**Work instructions**
Scan the entries below for the word "Home" and copy every line where it turns up.

**Task data**
--

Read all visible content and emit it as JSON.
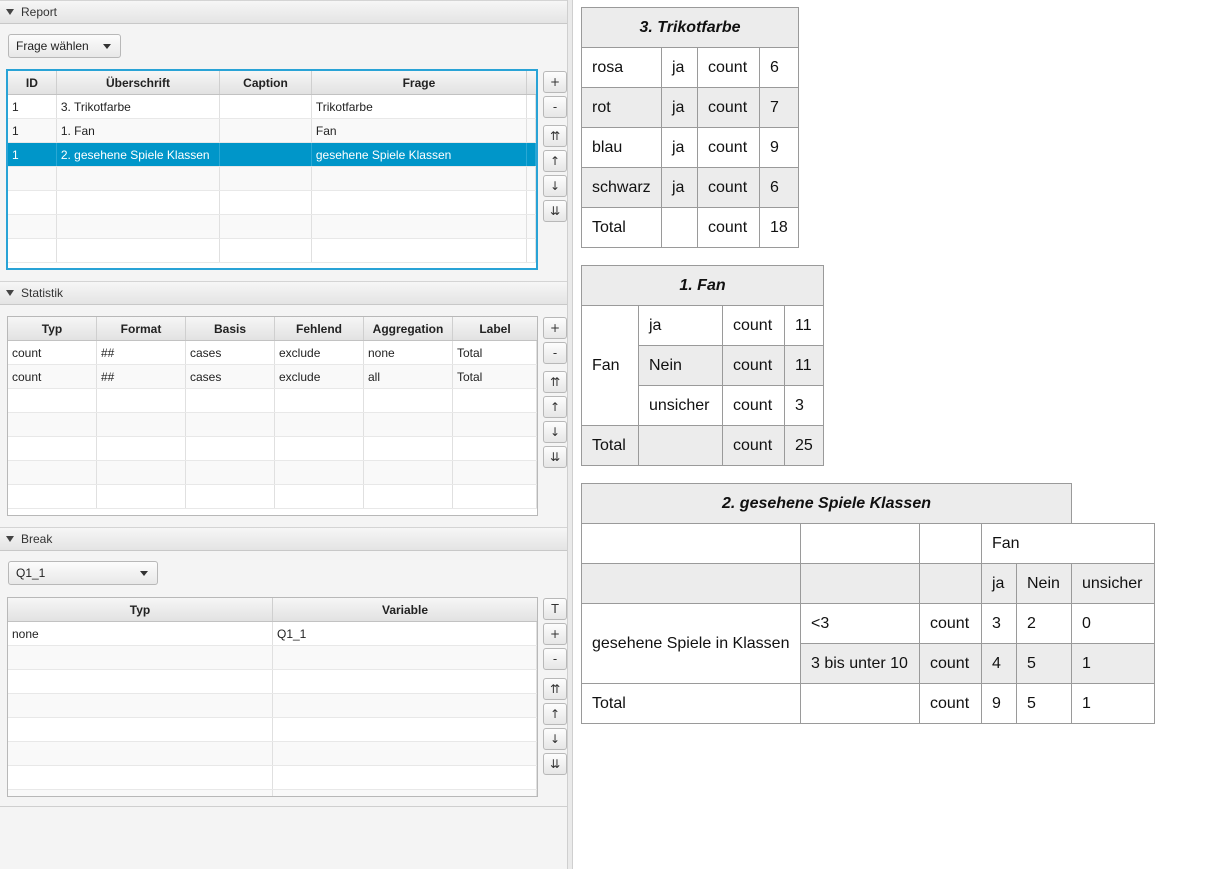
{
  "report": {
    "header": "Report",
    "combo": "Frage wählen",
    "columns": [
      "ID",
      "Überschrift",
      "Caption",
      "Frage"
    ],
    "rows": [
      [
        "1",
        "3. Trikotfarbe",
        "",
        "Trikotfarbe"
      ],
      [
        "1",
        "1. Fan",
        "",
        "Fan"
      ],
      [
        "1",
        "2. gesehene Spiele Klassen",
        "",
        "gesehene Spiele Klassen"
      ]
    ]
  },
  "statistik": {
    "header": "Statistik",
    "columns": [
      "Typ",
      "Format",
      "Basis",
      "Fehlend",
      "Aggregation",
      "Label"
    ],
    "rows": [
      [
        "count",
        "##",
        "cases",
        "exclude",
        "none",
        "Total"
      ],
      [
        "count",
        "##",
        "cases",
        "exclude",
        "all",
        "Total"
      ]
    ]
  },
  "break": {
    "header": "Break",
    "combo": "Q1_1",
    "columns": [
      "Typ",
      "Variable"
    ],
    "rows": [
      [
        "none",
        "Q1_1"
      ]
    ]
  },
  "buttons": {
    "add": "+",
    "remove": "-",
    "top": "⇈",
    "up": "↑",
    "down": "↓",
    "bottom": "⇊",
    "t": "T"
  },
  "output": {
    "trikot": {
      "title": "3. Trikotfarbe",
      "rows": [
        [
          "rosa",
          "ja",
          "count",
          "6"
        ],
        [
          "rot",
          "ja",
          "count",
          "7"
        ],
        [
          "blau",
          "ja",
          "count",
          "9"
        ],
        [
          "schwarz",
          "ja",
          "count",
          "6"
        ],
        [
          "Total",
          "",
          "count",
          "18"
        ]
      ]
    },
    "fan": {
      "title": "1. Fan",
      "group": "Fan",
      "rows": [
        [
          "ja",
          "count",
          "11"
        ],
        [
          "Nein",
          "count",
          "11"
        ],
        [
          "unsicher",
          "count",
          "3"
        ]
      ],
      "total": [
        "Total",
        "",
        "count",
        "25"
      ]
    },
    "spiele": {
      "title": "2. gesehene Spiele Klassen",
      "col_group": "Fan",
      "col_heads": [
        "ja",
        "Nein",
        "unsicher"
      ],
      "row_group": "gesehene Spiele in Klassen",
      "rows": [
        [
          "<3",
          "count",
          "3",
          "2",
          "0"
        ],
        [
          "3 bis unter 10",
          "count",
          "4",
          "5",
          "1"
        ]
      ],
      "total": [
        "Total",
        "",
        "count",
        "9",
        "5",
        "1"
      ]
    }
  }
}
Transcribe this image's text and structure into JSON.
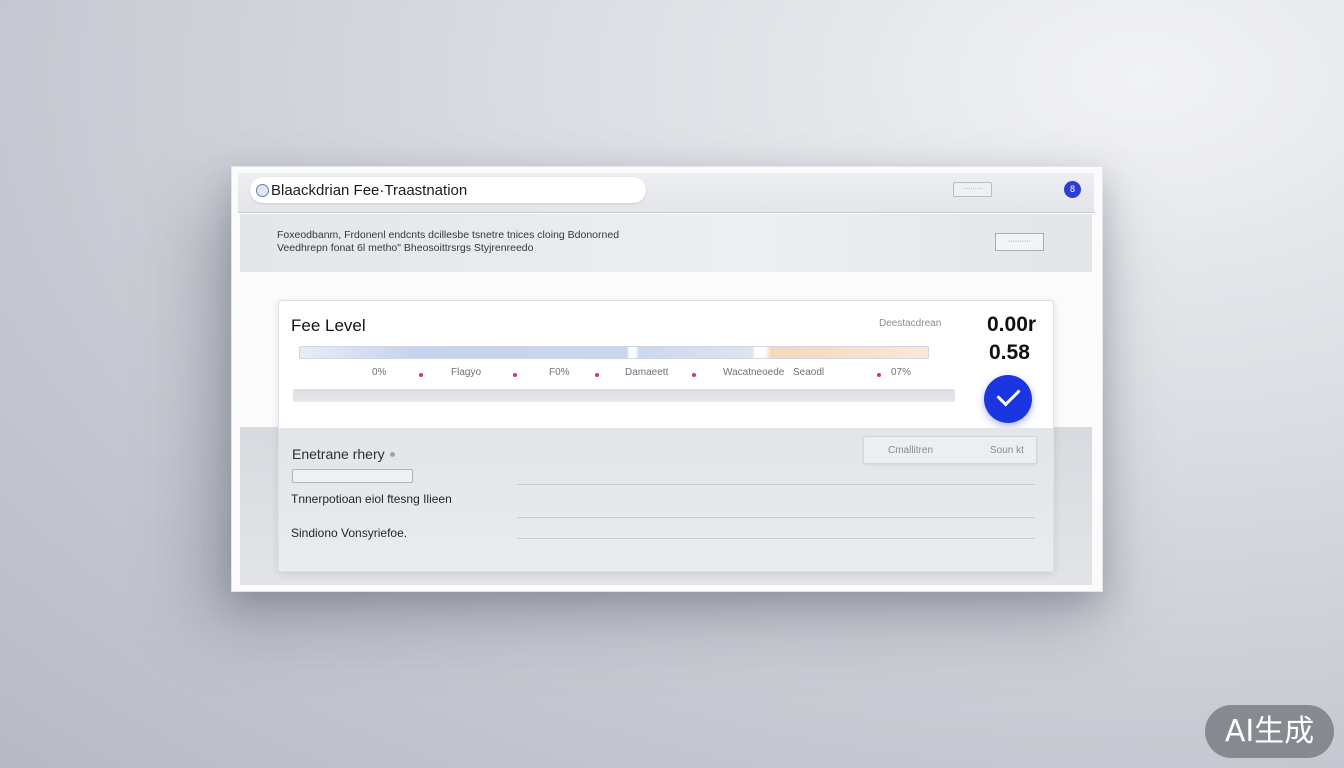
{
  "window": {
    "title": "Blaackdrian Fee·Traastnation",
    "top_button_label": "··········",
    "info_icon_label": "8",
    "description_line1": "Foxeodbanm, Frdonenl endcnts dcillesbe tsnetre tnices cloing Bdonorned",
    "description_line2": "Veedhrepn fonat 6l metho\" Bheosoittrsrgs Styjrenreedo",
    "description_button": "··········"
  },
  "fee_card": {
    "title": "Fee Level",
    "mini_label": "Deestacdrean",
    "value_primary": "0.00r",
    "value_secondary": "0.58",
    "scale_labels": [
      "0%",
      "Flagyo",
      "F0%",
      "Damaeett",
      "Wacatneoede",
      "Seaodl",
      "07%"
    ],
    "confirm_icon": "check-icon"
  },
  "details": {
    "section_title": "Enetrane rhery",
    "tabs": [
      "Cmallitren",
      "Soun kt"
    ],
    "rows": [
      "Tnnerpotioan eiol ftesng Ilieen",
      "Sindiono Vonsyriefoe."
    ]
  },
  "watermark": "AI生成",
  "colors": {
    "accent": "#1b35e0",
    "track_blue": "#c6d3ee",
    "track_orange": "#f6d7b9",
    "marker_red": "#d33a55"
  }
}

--

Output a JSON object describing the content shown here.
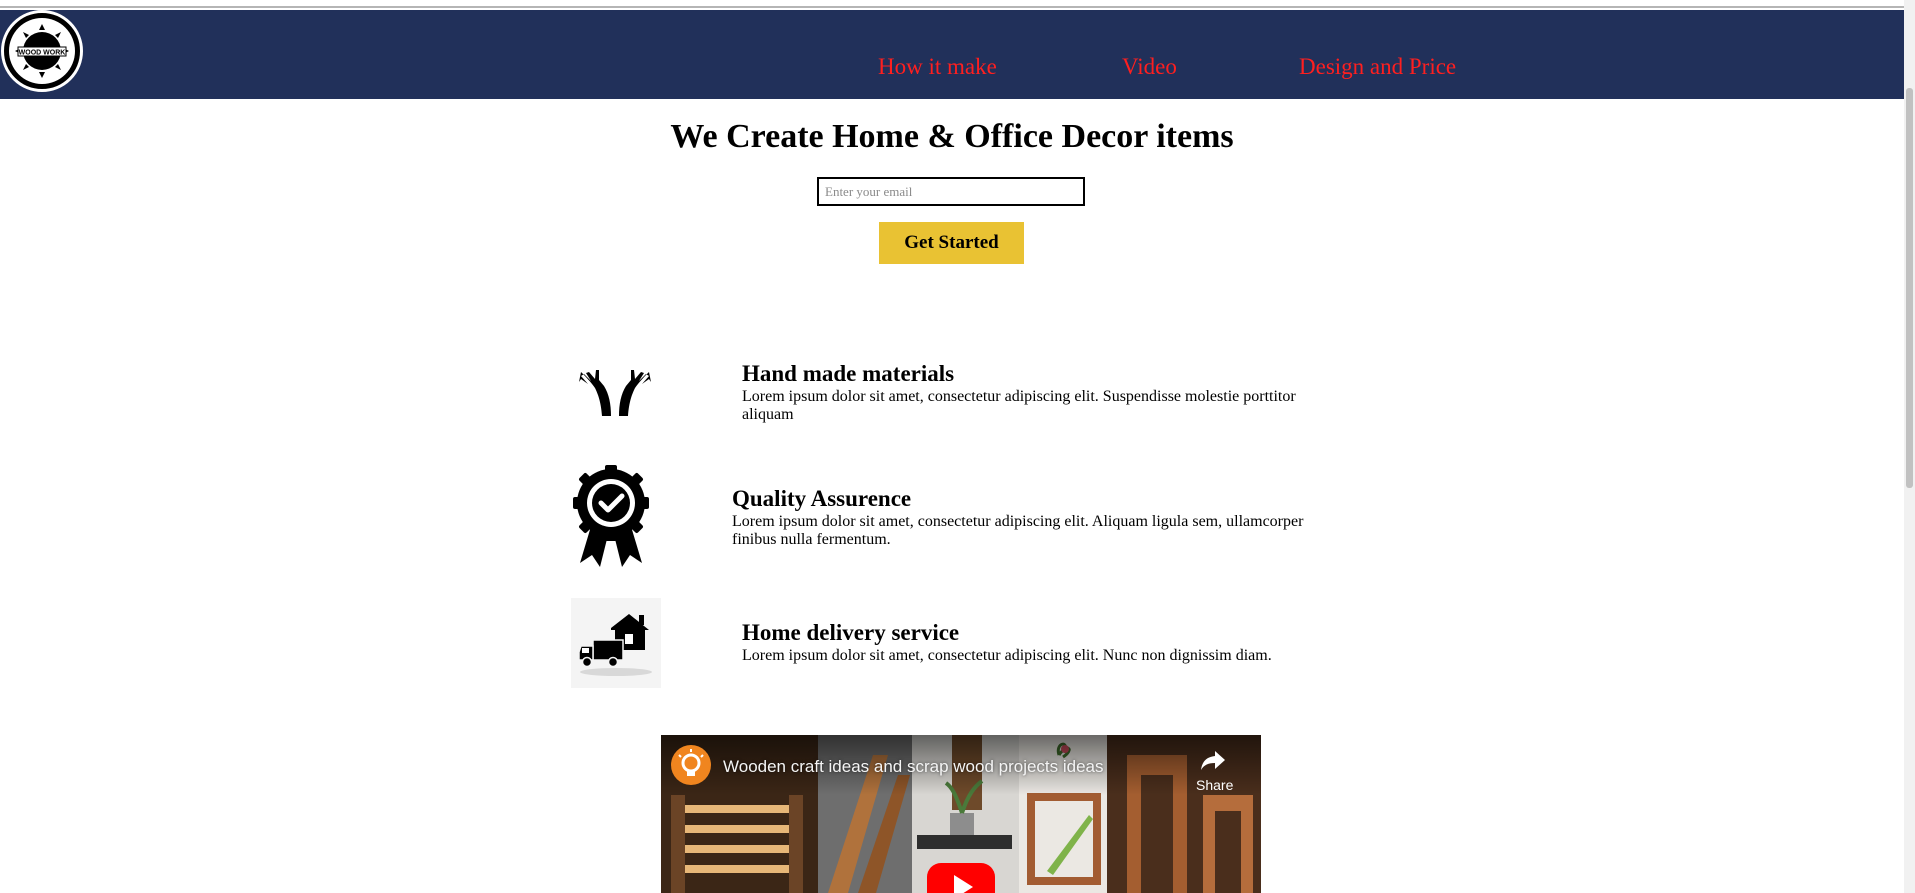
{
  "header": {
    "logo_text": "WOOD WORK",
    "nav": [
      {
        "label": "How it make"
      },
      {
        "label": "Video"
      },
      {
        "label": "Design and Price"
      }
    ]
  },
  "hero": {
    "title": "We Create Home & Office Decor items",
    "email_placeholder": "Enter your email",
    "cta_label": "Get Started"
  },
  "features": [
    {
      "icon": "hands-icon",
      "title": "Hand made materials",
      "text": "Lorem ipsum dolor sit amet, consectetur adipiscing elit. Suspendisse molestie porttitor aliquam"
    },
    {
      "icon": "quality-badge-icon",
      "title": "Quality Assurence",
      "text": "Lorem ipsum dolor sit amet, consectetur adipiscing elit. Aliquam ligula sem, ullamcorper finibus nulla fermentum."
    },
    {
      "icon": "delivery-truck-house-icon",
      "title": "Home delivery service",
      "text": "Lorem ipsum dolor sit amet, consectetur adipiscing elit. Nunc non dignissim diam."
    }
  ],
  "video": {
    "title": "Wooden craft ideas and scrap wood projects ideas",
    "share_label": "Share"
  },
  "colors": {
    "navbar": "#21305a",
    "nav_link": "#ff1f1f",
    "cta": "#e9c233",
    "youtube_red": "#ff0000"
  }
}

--

**Response**
    "title": "We Create Home & Office Decor items",
      "title": "Home delivery service",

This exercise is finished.